» Excerpts from an interface dataset
____________________

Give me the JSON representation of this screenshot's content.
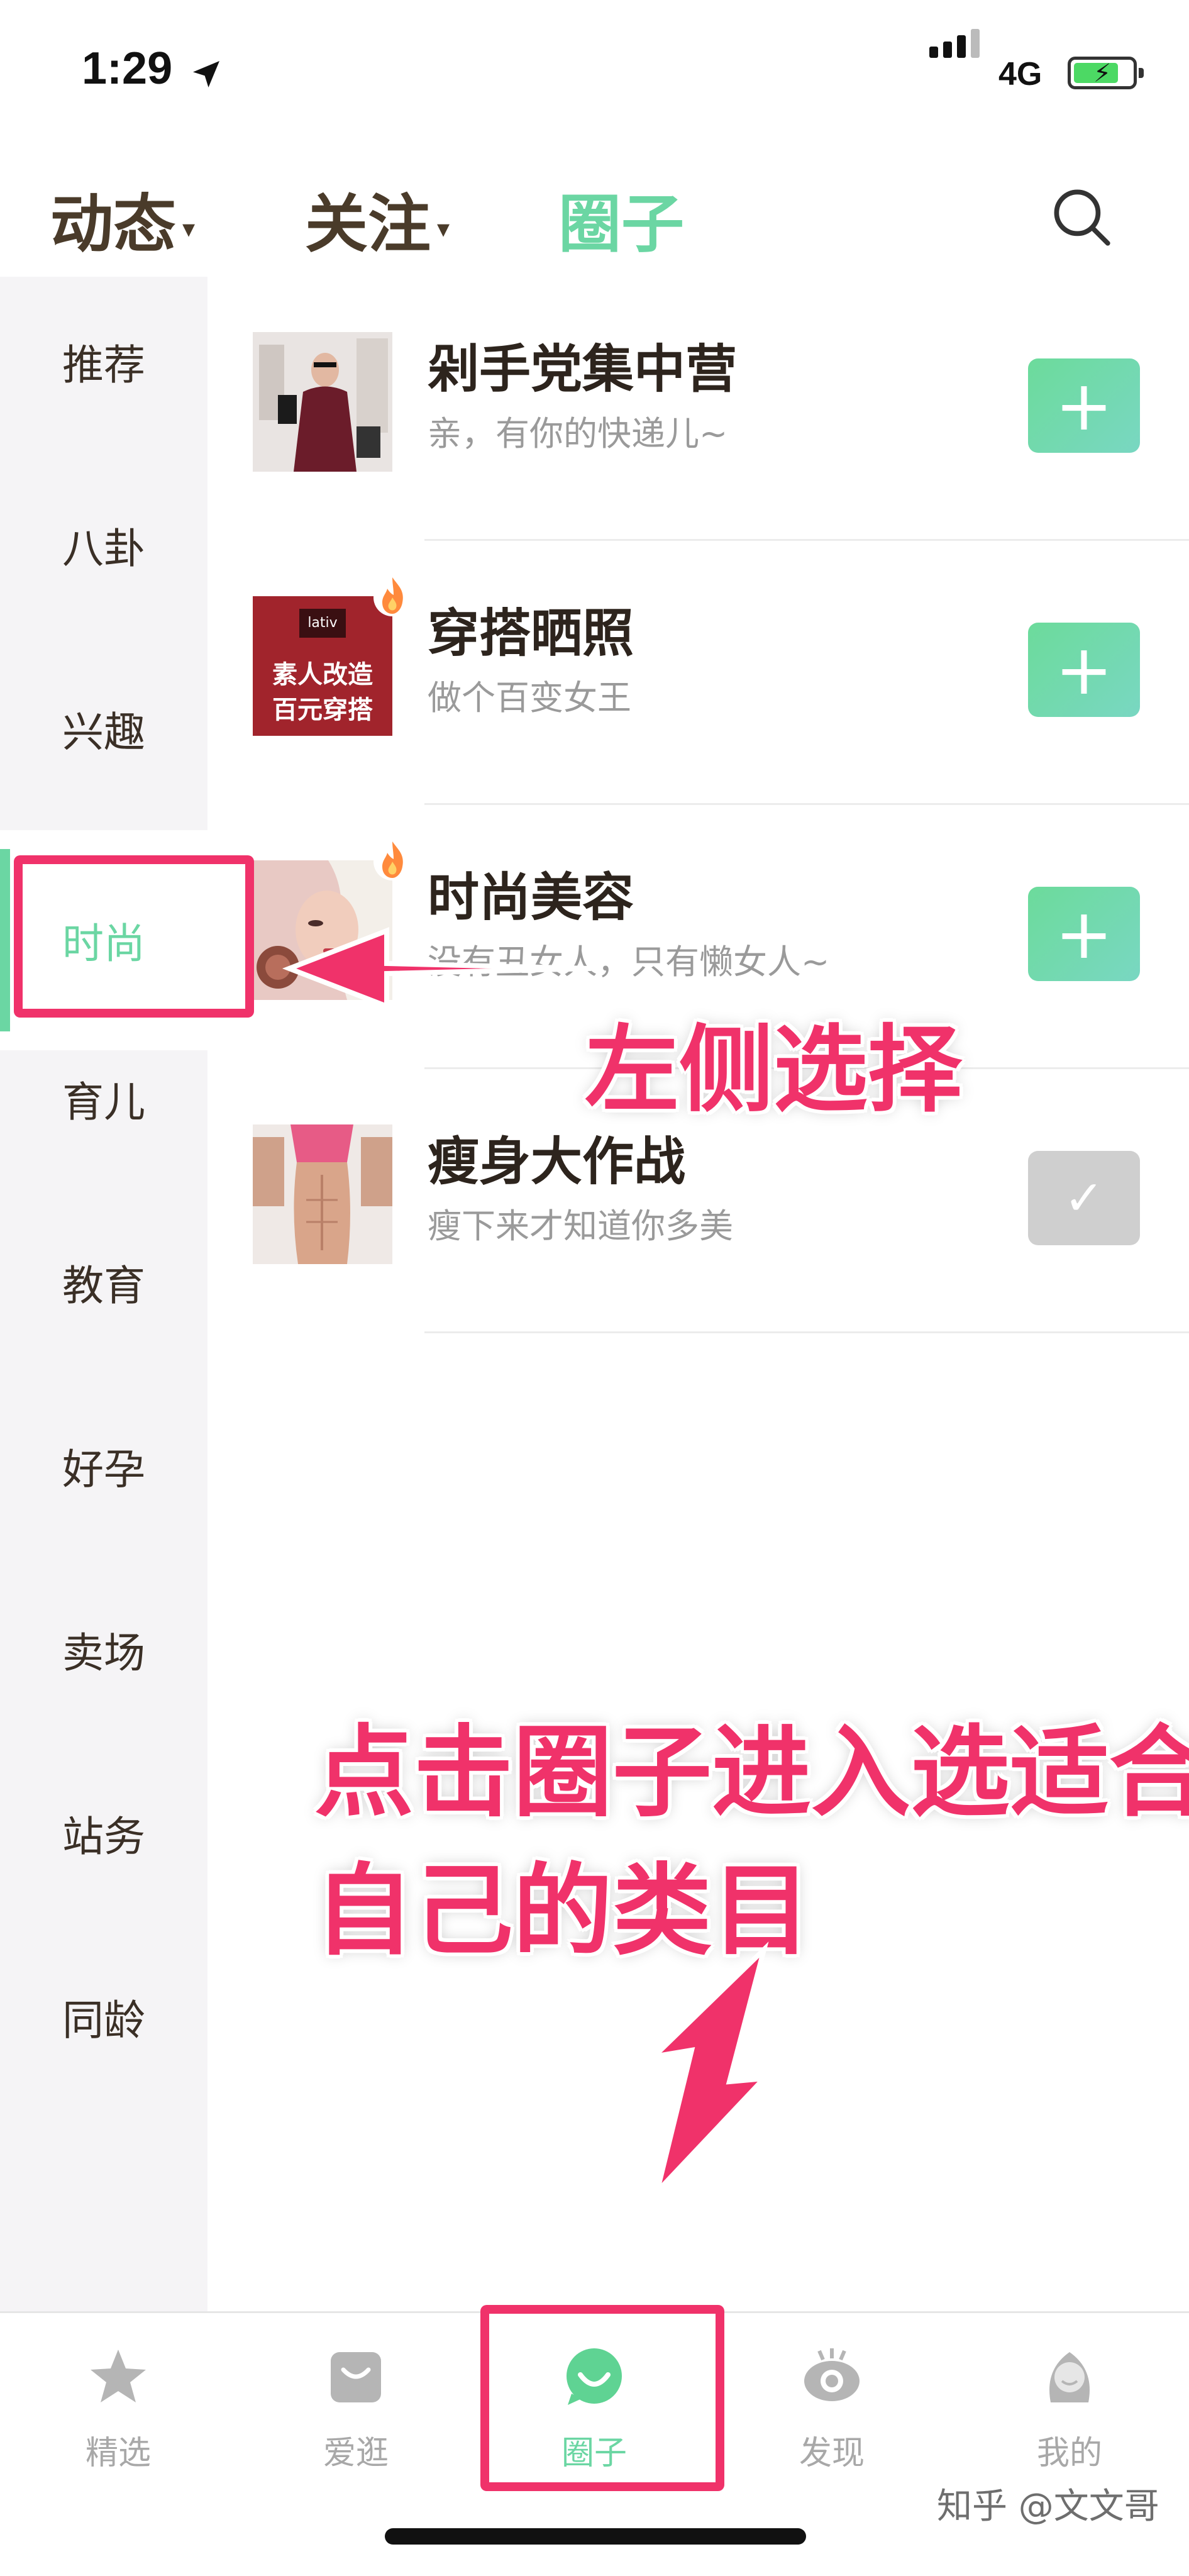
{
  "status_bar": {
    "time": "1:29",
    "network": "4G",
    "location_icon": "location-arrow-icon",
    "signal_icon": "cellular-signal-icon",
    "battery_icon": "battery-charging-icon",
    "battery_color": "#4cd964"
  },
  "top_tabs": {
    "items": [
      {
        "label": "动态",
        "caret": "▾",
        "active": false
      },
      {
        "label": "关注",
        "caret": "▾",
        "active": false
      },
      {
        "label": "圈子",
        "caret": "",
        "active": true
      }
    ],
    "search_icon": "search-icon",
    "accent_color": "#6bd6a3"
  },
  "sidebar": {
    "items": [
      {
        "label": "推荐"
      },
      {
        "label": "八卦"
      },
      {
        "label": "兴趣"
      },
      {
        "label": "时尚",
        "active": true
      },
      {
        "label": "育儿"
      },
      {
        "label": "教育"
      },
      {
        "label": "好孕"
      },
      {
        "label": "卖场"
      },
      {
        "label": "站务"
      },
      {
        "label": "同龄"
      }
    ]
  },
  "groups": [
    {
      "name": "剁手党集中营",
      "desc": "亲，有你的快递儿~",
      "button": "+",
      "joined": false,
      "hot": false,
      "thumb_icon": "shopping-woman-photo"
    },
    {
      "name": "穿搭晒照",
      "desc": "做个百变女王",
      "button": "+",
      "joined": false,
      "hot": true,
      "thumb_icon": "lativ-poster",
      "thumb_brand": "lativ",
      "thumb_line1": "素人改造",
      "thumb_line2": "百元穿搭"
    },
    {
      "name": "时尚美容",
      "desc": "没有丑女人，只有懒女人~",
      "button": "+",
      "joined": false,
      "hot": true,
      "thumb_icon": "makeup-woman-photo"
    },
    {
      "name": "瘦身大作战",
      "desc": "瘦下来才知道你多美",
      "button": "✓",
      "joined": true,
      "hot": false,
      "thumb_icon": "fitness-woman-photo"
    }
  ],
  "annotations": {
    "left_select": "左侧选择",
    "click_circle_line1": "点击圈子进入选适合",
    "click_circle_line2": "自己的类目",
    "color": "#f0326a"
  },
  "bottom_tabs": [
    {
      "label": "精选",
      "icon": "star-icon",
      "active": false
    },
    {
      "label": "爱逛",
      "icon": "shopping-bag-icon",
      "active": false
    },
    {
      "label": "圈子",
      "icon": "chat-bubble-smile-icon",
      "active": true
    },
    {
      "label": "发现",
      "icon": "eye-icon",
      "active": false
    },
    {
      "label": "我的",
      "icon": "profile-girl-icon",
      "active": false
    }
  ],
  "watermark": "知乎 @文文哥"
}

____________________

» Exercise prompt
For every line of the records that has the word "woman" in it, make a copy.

» Output for this exercise
      "thumb_icon": "shopping-woman-photo"
      "thumb_icon": "makeup-woman-photo"
      "thumb_icon": "fitness-woman-photo"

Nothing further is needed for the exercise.